The problem: Each line containing the word "Ctrl" must be copied from the material below.

═════ Extracted records ═════

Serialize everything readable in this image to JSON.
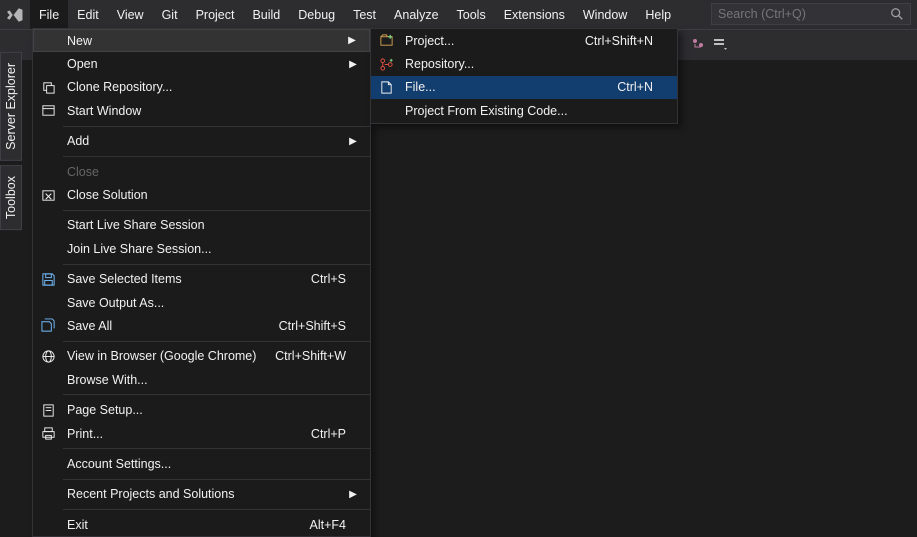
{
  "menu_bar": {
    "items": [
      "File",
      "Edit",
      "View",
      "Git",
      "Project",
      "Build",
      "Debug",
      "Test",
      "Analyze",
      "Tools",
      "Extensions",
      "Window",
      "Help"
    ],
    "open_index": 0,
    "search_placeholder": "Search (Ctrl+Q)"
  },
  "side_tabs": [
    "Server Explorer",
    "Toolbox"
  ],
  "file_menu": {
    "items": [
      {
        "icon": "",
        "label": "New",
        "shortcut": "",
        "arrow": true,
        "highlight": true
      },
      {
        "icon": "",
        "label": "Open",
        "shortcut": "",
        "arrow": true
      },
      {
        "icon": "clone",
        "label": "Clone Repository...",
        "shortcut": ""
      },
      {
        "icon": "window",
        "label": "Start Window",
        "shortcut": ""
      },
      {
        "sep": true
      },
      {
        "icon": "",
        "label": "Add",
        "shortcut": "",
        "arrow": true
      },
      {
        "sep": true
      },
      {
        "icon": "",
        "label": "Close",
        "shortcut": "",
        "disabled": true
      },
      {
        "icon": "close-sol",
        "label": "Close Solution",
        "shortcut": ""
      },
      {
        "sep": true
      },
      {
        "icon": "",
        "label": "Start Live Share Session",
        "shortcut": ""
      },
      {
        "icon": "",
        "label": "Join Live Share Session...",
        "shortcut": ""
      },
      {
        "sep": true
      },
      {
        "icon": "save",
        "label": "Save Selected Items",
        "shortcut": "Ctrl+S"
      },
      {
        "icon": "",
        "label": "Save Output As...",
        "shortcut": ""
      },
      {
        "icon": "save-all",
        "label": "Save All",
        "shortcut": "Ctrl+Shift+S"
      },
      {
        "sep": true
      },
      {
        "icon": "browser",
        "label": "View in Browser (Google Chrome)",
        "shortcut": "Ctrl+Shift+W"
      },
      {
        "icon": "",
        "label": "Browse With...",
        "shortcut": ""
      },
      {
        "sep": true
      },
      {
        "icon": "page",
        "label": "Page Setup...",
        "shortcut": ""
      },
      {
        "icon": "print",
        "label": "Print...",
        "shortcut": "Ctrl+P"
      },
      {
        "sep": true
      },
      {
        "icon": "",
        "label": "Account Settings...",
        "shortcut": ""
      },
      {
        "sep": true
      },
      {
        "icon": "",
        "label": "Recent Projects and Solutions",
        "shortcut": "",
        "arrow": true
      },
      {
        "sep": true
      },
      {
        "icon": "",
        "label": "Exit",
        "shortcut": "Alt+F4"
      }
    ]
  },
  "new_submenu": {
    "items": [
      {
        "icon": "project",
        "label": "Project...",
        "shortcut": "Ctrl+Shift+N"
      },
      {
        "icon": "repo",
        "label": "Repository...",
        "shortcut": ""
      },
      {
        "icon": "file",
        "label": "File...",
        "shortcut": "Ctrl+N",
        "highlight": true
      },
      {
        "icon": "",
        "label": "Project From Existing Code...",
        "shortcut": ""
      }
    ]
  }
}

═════
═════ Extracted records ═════

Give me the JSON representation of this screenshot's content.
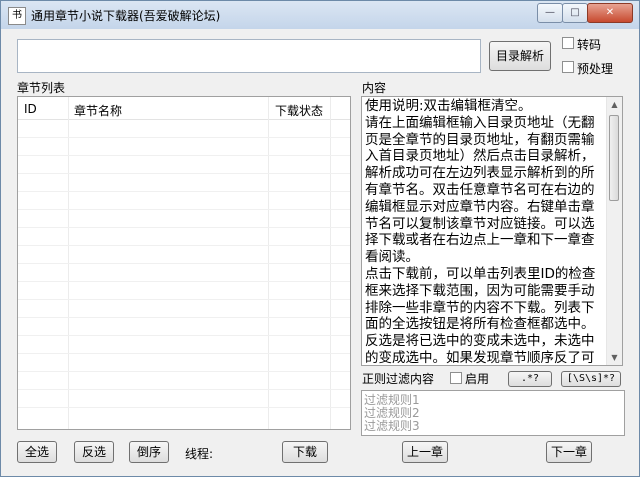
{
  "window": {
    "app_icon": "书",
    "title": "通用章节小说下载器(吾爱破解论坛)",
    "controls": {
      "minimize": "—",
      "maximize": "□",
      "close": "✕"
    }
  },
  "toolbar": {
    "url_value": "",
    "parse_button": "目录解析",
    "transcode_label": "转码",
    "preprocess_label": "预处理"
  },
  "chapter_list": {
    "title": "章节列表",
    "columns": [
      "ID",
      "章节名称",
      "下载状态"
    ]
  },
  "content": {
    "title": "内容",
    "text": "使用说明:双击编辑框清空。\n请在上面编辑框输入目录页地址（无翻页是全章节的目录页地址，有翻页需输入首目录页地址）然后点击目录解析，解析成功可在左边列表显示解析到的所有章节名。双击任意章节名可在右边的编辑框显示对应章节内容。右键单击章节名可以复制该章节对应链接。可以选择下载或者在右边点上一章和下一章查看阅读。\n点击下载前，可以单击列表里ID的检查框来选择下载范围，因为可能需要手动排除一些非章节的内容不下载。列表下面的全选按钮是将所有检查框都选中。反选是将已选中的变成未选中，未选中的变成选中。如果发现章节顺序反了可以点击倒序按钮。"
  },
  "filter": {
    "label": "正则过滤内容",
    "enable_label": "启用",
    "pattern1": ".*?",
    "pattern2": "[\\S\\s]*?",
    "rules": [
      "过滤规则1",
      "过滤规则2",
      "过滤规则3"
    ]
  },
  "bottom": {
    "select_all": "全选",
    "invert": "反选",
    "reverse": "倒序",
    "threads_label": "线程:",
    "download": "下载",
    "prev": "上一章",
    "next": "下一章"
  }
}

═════
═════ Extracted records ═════

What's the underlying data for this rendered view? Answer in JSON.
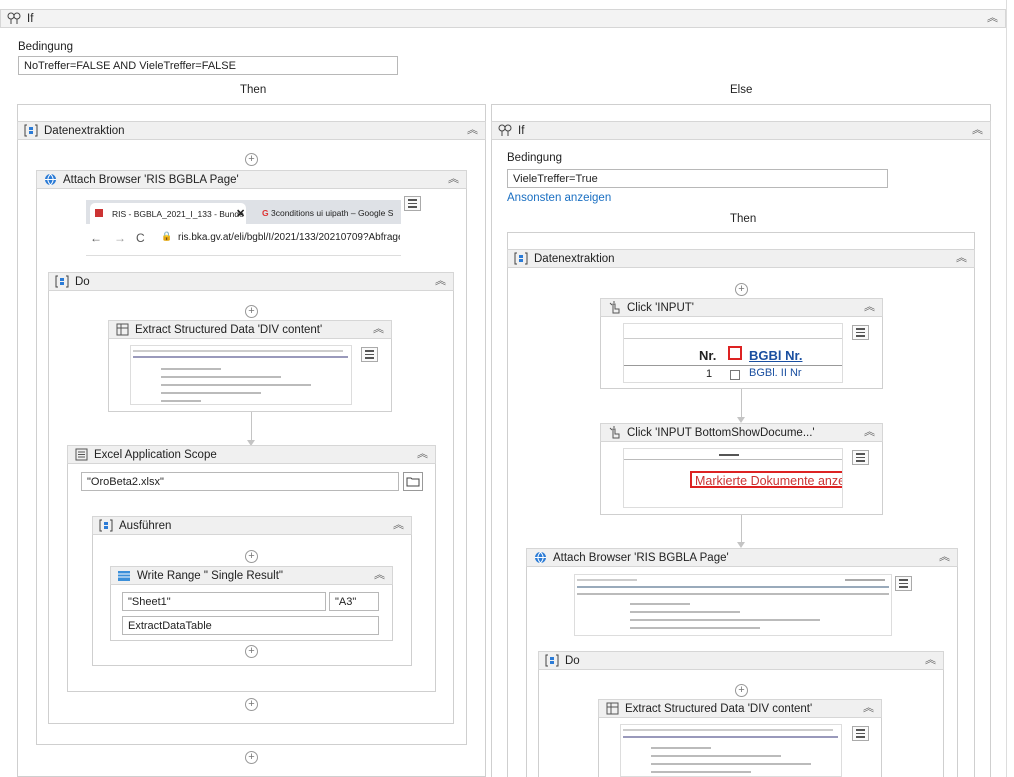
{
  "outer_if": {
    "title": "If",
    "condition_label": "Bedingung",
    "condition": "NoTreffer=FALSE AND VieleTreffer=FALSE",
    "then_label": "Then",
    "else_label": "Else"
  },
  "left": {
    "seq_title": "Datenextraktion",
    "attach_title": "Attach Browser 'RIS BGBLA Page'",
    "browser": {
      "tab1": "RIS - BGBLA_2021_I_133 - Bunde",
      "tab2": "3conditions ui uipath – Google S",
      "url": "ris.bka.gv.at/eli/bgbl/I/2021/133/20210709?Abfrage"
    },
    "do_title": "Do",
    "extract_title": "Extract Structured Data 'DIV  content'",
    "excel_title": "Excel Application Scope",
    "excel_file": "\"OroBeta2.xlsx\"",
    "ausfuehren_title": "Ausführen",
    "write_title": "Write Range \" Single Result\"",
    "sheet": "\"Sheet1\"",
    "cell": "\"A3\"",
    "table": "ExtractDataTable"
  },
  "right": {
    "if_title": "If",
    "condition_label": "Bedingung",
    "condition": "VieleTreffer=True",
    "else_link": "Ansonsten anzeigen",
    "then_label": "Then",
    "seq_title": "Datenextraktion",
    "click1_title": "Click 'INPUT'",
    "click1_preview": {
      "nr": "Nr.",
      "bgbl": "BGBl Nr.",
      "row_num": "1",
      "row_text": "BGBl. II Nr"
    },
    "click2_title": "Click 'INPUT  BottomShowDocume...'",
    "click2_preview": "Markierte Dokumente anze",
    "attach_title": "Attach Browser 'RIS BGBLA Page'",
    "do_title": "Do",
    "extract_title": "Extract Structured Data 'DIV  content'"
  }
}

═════

Output for this task:
    "search_placeholder": "Search (Ctrl+Q)"
        "shortcut": "Ctrl+S"
        "shortcut": "Ctrl+Shift+S"
        "shortcut": "Ctrl+Shift+W"
        "shortcut": "Ctrl+P"
        "shortcut": "Ctrl+Shift+N"
        "shortcut": "Ctrl+N",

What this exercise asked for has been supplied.